- setPublicKey() — set your Google Play public key to the application to verify the signature of the transaction information that is returned from Google Play.
- setStoreURL() — set the store URL used for verifying the receipt on iOS platform.
- restoreTransactions() — restore transactions that were previously finished so that you can process them again.
The PurchaseListener can be used to listen for a specific purchase’s events. The PurchaseListener class contains the following virtual methods:
- productValid() notifies that the product has been validated and can be purchased.
- productInvalid() notifies that the product is not valid.
- requestInProgress() notifies that the transaction has been received by the server.
- requestCompleted() notifies that the transaction has been successfully processed.
- requestFailed() notifies that the transaction has failed.
- receiptValid() notifies that the transaction has been validated by the server.
- receiptInvalid() notifies that the transaction is not valid on the server.
- receiptError() notifies that an error occurred while verifying the receipt.
The PurchaseManagerListener can be used to listen for restored or refunded products. The class contains the following virtual methods:
- purchaseRestored() notifies that a purchase has been restored.
- purchaseRestoreError() notifies that restoreTransactions() has failed.
- purchaseRefunded() notifies that a purchase has been refunded.
Purchase C API IOCTLs
The Purchase C++ Library described above makes use of the MoSync Purchase C API which contains a number of lower-level C IOCTLs. For a list of the platforms supported by the Purchase C API, see Feature/Platform Support.
- maPurchaseSupported() — check if in-app purchase is supported/enabled on a device.
- maPurchaseCreate() — create a product object asynchronously.
- maPurchaseSetPublicKey() — set the Google Play public key to the application, enabling the application to verify the signature of the transaction information that is returned from Google Play. Must be set in order to be able to request purchases.
- maPurchaseRequest() — request the user to purchase a product. The system will handle the actual purchase process.

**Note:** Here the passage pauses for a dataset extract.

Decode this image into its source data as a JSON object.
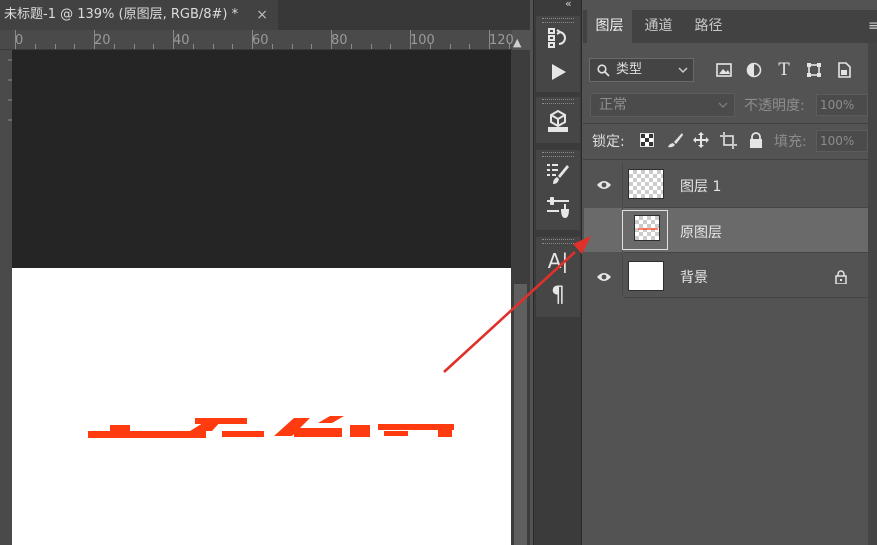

- maPurchaseVerifyReceipt() — verify if the receipt came from Apple App Store / Google Play. Make sure that the product is purchased before calling this syscall.
- maPurchaseGetField() — get a field value contained by the receipt. Make sure that the given product has a valid receipt. Call the maPurchaseVerifyReceipt() syscall and wait for a #MA_PURCHASE_EVENT_RECEIPT_VALID purchase event type.
- maPurchaseSetStoreURL() — set the store url used for verifying the receipt on iOS platform.
- maPurchaseRestoreTransactions() — restore transactions that were previously finished so that you can process them again. For example, your application would use this to allow a user to unlock previously purchased content onto a new device.
- maPurchaseGetName() — get product id using a product handle.
- maPurchaseDestroy() — destroy a product object.
More information on these functions can be found in the MoSync C/C++ API Reference.
A complete screencast for an example application can be found here, on our YouTube MoSync Dev Channel.